Media concentration & plurality: key trends from the Dutch Media Monitor 2022

posted on 05 January, 2023   (public)

New edition of Dutch Media Monitor confirms the shift to online and stresses crucial need for high quality news and information content


The Dutch Media Monitor closely monitors media developments in the Netherlands and provides insights into media concentration and media plurality since 2001.

The Dutch Media Monitor is the annual report by the Dutch Media Authority, the Commissariaat voor de Media (CvdM). The 2022 report provides an overview of media use and insights into the activities of media companies in 2021 and 2022.

In 2022, the Dutch have enjoyed access to a wide choice of media content, both online and offline, from Dutch and international providers.
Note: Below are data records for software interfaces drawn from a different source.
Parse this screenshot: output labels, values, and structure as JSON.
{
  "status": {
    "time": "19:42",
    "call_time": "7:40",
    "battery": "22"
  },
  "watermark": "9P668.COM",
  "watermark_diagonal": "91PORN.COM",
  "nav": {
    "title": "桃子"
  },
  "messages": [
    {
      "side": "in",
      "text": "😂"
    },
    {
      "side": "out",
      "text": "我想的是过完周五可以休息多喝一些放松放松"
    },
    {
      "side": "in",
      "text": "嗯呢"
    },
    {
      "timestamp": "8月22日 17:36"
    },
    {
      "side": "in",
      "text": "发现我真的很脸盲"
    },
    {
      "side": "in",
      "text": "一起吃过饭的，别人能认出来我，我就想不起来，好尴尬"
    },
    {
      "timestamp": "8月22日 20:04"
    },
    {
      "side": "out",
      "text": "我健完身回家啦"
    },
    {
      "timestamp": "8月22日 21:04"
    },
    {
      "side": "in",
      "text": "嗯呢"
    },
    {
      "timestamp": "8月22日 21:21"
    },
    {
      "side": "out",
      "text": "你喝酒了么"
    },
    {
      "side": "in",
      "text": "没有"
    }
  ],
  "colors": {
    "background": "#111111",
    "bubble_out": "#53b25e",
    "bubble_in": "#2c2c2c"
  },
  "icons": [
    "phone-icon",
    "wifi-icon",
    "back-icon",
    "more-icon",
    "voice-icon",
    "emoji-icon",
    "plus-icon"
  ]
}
However, there are also developments in the Dutch media landscape that could threaten media plurality. Key trends from the report include:



  Preferences for social media are increasing

Compared to social media and video-on-demand services, TV channels are still the preferred choice for watching news among all age groups. However, this preference has fallen sharply between 2019 and 2022, particularly among young people. This applies also to reading news. Young people use social media more on a daily basis than TV and radio channels or online news media. Older age groups are also increasingly using social media. Dutch professional news media are present on social media. But clear insights into what different groups are using on social media are missing. And it is unclear whether social media content is created on the basis of journalistic norms and values.

 Economic power of international players continues to increase

Dutch media companies increasingly have to compete with major international players in the global information, entertainment and advertising market. The share of the major international companies in online advertising revenue shows how large their economic power is. This share is estimated to have increased from 54 % in 2015 to 80 % in 2021. In a response to this, Dutch media companies consolidate, cooperate and are investing in a shift to online. Daily reading of online news media has increased and the number of digital subscriptions is increasing strongly. The media sector faces a challenge to create sufficiently interesting digital journalistic content for new and younger paying subscribers. Is a new generation of newsreaders willing to pay for quality news?



  • Need for high quality news and information content: In a concentrated news market we need the presence of high quality professional news and information content, which is created independently, is diverse and trustworthy. Public service media play a very important role in this. Commercially produced content can also have a great public value and is therefore indispensable.
  • Visibility and findability is essential: Quality news must be recognisable, visible and findable online – and on social media in particular.
  • Safegarding the independence of news brands is vital.
  • More research is needed into the diversity of journalistic content. The CvdM is exploring the possibility of starting up a model to monitor the diversity of journalistic news content.
  • More cross-media data and ownership transparency is needed for monitoring purposes.

Source: Commissariaat voor de Media

 *Picture © CvdM

Additional EPRA Background: Many of the trends of the Dutch Media Monitor report are comparable throughout Europe. At the last EPRA meeting, Dr Kirsty Park, EDMO Ireland and DCU FuJo Institute (IE), presented selected key findings from the Reuters Digital News Report 2022 for the Thematic session 1: Disinformation, plurality and trust at the 56th EPRA meeting in Antalya on 13 October 2022